Top of RECORDS SHOWN

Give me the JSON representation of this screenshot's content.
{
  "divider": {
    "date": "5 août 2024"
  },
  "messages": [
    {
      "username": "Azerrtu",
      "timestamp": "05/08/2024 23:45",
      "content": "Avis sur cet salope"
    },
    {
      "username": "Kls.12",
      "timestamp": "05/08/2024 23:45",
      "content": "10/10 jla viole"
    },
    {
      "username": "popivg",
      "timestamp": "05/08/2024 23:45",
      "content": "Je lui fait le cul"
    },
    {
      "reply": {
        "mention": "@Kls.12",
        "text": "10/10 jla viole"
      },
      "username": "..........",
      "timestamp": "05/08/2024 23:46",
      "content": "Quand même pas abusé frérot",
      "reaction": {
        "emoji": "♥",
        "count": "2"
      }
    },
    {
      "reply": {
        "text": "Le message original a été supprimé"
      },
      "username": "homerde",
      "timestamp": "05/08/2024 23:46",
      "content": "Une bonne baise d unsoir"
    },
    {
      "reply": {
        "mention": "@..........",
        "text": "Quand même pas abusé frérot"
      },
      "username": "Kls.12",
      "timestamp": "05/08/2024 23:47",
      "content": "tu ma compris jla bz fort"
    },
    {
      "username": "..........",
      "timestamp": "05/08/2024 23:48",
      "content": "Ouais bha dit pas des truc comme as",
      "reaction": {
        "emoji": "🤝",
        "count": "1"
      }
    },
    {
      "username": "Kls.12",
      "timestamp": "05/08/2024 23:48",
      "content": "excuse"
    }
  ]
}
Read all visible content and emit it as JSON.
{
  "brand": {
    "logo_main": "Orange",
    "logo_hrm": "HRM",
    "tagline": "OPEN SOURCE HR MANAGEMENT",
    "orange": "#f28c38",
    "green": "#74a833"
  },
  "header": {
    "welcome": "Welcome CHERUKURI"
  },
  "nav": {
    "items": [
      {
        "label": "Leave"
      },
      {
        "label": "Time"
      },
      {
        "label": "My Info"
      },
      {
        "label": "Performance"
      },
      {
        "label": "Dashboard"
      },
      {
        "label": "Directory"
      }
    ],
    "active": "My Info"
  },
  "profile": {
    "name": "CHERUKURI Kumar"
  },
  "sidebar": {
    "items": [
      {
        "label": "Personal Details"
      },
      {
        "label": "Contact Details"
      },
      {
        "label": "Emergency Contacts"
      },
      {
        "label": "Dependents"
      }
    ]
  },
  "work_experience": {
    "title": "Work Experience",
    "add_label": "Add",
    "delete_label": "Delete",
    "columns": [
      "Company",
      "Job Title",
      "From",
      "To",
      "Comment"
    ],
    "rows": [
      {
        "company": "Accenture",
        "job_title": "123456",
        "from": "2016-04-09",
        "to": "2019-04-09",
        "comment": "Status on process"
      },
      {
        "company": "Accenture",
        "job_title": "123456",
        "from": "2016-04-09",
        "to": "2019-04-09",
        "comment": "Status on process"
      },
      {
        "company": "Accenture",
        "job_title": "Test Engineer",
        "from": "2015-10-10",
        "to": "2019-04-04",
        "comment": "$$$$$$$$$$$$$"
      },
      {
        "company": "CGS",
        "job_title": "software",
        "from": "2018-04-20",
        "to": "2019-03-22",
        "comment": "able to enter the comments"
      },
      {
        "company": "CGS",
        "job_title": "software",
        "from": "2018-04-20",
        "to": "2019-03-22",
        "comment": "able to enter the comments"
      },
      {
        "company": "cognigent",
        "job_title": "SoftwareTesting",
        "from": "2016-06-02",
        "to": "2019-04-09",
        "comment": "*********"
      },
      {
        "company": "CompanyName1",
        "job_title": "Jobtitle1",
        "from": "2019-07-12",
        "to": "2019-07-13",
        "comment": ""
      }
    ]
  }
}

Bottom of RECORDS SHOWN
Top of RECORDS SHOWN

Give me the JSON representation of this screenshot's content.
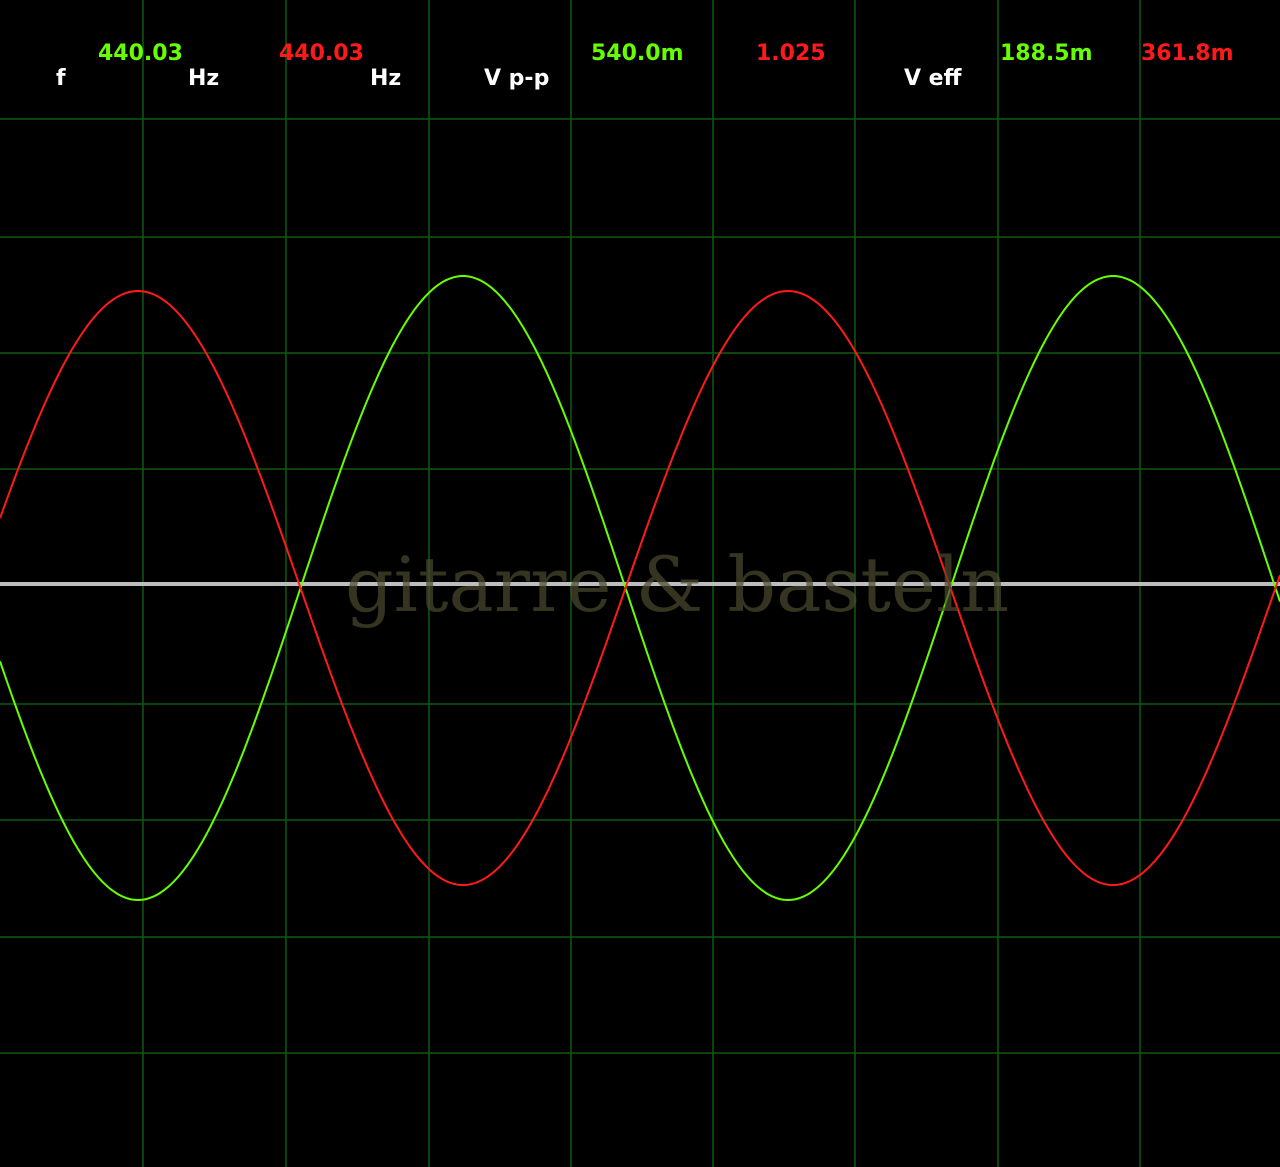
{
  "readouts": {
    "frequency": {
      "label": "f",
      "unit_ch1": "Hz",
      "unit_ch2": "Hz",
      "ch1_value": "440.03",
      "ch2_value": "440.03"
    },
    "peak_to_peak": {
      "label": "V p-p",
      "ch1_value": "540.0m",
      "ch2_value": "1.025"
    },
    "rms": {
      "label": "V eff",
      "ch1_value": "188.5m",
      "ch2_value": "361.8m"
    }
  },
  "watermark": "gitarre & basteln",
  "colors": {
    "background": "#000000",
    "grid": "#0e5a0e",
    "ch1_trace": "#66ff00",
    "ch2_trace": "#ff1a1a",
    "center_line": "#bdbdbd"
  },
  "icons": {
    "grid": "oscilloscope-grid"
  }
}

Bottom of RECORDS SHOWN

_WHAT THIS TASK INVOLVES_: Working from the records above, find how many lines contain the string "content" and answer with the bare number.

_ANSWER FOR THE TASK_: 11